- **Task objective**: Return the lines of the data below in which the string "name" occurs.

- **Data for processing**:
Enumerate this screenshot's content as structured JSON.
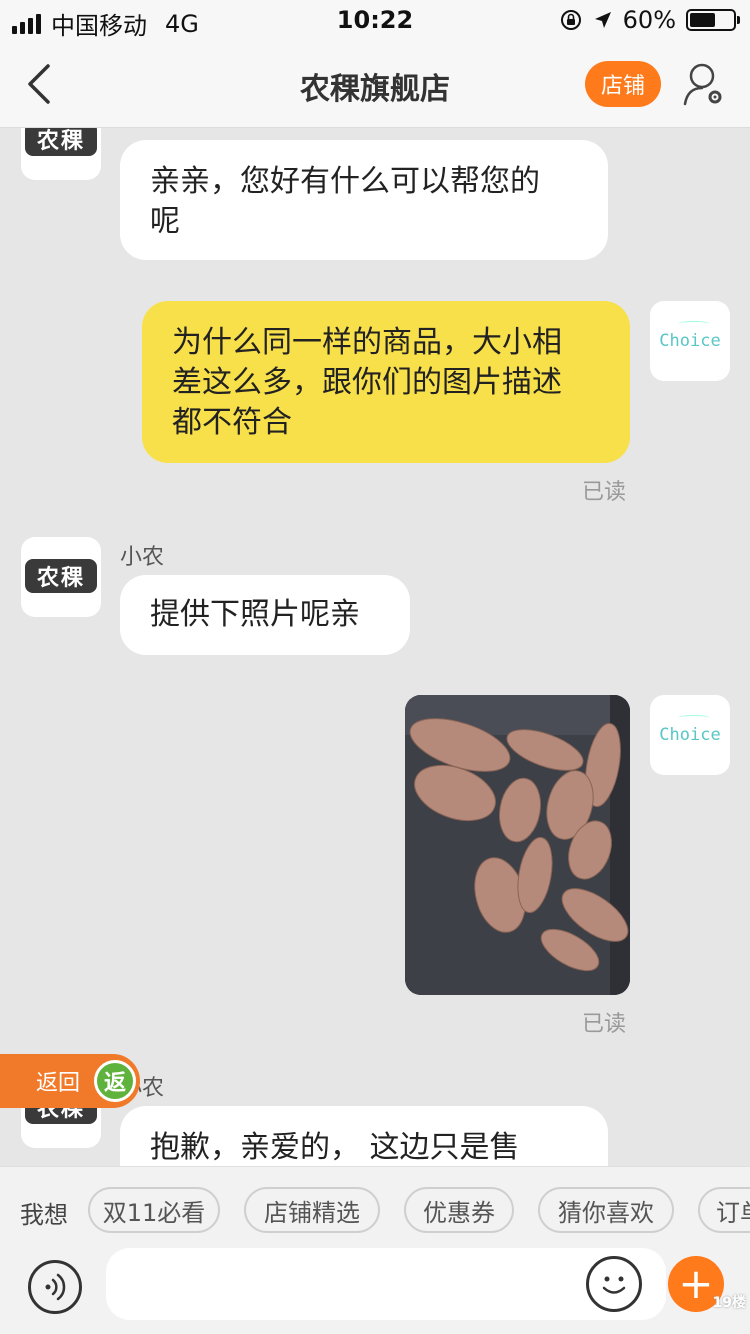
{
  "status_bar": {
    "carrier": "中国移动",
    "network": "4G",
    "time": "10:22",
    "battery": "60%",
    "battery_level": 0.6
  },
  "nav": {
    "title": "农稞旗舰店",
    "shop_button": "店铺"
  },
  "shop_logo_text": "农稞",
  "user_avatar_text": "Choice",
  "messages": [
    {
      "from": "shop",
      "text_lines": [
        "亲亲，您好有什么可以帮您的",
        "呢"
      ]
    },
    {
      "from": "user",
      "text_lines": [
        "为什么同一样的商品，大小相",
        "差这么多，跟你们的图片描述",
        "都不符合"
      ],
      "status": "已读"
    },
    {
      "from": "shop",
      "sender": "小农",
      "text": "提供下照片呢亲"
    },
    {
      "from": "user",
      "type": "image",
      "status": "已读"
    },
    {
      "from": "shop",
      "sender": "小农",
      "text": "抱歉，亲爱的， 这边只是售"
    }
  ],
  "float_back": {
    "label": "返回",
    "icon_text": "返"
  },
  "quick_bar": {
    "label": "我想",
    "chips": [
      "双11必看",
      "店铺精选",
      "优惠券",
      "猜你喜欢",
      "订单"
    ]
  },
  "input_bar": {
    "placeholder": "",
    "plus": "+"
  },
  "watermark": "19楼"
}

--

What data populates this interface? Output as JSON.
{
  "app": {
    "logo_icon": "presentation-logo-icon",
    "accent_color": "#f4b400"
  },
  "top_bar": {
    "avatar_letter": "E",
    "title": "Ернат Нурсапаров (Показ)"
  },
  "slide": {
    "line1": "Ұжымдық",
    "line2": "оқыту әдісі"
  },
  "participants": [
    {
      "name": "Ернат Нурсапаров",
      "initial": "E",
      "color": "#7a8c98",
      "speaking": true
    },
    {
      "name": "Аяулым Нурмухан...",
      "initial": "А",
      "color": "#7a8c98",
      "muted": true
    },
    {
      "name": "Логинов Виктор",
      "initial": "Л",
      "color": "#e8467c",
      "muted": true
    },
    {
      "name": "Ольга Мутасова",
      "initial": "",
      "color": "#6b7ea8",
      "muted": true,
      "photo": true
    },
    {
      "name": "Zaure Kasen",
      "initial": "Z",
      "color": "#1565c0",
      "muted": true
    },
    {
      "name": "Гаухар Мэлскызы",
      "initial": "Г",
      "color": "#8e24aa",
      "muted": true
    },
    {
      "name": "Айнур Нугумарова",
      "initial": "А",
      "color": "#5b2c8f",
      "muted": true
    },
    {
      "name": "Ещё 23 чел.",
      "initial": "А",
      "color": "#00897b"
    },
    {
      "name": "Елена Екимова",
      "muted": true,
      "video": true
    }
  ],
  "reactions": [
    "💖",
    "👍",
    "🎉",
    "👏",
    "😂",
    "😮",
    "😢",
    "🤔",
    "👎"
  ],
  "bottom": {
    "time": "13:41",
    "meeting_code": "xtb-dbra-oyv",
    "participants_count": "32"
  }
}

- **Answer to this exercise**:
      "name": "Ернат Нурсапаров",
      "name": "Аяулым Нурмухан...",
      "name": "Логинов Виктор",
      "name": "Ольга Мутасова",
      "name": "Zaure Kasen",
      "name": "Гаухар Мэлскызы",
      "name": "Айнур Нугумарова",
      "name": "Ещё 23 чел.",
      "name": "Елена Екимова",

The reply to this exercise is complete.